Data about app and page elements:
__________________________________________________
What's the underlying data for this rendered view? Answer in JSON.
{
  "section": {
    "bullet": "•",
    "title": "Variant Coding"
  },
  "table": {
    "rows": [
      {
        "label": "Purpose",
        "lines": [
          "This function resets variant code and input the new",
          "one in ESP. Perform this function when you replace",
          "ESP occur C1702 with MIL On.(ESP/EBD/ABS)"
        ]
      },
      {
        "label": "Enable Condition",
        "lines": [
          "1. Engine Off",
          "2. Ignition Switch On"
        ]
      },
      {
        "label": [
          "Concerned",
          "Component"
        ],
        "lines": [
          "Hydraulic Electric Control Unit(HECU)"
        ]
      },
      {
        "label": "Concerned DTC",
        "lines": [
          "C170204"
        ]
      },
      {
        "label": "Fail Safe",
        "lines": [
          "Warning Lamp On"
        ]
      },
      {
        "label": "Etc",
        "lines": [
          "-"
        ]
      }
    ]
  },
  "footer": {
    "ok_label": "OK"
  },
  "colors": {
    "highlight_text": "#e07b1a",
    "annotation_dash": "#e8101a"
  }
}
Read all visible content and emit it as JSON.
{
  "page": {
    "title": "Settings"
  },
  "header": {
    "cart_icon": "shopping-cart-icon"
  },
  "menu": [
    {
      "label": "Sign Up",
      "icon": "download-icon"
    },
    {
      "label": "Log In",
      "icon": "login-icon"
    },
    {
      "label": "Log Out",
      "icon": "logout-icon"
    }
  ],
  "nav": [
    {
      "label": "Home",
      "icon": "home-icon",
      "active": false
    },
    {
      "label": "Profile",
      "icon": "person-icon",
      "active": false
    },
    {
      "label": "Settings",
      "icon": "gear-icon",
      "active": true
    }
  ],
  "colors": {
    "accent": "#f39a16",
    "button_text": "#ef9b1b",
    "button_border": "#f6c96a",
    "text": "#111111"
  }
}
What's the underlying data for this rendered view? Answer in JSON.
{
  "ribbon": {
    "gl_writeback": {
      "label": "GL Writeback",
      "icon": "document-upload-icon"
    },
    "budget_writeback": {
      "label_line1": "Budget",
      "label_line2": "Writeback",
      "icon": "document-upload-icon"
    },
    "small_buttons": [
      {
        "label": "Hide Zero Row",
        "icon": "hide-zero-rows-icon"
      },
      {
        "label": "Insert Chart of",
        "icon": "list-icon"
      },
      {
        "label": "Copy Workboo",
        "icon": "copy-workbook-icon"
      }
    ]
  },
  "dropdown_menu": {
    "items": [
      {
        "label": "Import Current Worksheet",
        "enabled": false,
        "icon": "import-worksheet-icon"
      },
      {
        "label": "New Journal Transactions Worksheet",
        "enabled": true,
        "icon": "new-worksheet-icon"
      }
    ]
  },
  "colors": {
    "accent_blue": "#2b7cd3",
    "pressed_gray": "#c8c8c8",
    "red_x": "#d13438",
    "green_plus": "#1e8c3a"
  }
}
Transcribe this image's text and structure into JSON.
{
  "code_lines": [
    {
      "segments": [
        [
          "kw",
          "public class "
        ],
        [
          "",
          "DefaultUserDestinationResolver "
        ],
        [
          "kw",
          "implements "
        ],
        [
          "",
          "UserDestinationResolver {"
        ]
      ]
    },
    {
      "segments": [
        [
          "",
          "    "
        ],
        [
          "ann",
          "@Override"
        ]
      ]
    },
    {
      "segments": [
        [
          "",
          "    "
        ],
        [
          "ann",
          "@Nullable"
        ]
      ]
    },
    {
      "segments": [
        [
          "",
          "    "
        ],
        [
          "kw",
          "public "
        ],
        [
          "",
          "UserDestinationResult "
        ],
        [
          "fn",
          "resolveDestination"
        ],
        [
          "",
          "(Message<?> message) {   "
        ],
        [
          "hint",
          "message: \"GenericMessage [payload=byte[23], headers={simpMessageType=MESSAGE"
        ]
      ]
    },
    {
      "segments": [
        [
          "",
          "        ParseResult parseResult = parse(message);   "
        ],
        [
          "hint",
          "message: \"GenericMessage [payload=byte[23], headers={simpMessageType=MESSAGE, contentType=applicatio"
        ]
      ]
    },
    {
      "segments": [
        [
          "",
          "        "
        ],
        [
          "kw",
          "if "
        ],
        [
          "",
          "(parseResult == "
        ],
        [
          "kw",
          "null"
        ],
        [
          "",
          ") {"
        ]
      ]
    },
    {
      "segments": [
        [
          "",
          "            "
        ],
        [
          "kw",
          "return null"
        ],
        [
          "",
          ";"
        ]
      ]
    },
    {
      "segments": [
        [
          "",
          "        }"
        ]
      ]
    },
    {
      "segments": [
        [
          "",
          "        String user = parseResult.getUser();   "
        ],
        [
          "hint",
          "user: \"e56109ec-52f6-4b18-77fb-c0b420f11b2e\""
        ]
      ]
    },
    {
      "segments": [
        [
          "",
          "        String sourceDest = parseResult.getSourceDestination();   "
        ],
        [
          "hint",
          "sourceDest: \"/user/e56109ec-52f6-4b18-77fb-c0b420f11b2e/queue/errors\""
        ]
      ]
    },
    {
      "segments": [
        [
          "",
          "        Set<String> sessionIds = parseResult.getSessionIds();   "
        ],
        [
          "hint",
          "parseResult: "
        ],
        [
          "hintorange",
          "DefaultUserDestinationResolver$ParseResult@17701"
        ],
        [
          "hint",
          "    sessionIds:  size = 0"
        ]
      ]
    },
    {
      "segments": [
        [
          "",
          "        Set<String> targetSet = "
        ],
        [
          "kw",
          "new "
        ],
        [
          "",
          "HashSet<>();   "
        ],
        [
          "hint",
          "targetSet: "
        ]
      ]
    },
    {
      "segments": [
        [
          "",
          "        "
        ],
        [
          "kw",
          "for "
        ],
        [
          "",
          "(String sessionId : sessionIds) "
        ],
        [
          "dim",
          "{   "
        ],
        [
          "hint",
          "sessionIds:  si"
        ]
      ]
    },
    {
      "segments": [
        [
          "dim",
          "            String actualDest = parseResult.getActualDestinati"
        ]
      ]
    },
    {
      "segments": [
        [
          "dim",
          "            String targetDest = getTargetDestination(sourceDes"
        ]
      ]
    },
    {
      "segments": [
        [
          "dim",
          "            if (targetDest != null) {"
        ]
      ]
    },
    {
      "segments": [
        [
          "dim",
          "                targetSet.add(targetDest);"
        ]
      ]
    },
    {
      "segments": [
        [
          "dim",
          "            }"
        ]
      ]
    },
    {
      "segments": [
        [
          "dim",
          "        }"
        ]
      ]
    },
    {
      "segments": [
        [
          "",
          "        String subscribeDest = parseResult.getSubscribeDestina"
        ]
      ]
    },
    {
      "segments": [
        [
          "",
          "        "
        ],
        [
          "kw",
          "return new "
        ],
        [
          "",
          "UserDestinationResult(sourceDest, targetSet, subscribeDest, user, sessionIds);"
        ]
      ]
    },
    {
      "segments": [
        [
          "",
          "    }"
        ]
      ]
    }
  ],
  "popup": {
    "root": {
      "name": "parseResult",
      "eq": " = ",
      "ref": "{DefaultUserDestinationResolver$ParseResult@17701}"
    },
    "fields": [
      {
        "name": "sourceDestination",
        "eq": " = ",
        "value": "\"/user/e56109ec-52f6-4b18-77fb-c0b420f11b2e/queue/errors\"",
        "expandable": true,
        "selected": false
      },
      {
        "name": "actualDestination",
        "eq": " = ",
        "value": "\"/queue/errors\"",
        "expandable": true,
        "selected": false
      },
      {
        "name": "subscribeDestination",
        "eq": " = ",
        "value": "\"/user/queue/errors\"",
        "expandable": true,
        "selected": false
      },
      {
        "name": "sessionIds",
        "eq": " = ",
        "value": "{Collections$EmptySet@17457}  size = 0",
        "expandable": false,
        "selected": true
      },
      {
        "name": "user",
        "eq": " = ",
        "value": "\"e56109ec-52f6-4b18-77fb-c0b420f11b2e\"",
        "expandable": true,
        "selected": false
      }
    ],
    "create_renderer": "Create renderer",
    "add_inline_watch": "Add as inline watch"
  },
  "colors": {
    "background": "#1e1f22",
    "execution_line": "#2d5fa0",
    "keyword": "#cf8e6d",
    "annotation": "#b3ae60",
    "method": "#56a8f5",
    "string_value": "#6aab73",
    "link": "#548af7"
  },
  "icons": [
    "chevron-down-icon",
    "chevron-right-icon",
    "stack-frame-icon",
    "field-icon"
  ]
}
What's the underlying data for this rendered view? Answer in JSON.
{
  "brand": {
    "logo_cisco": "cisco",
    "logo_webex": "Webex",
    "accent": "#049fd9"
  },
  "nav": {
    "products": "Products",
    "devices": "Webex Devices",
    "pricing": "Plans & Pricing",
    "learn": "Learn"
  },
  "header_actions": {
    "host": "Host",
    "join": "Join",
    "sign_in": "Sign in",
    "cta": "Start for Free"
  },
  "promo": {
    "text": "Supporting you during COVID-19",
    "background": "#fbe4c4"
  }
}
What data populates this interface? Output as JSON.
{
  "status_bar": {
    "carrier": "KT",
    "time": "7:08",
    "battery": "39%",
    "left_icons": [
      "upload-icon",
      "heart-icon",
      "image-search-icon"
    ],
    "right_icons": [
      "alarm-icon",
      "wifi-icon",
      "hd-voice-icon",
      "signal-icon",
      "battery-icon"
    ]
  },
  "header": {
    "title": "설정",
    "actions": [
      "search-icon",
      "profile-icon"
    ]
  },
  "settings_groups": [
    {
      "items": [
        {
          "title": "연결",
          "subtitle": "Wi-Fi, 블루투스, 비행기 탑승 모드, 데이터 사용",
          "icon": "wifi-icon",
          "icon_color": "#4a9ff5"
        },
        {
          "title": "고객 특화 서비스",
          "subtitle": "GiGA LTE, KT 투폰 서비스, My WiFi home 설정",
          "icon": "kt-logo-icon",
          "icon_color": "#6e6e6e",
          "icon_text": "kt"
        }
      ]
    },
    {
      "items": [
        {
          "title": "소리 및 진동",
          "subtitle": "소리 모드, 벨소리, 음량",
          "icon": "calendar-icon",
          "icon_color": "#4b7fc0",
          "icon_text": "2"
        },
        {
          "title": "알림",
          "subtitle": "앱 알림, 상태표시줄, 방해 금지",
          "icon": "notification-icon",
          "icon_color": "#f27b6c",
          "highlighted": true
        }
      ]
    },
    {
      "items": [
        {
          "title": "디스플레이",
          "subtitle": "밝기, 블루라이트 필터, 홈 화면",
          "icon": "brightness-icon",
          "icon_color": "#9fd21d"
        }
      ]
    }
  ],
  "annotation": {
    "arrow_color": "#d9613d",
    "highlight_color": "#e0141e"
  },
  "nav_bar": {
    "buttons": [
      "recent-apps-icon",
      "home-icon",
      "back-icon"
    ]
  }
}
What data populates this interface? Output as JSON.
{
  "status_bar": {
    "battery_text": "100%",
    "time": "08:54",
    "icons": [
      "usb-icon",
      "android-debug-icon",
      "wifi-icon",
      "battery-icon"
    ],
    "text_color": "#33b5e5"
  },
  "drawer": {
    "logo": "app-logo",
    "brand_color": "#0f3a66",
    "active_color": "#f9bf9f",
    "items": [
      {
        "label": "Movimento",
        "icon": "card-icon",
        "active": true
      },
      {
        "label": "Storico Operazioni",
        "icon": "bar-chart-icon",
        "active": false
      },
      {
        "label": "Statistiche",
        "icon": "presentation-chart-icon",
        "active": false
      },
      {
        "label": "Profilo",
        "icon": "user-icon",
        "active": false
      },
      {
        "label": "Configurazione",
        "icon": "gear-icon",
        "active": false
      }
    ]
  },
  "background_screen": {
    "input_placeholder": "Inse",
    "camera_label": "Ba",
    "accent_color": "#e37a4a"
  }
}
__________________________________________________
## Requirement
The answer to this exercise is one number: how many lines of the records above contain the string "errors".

## Answer space
4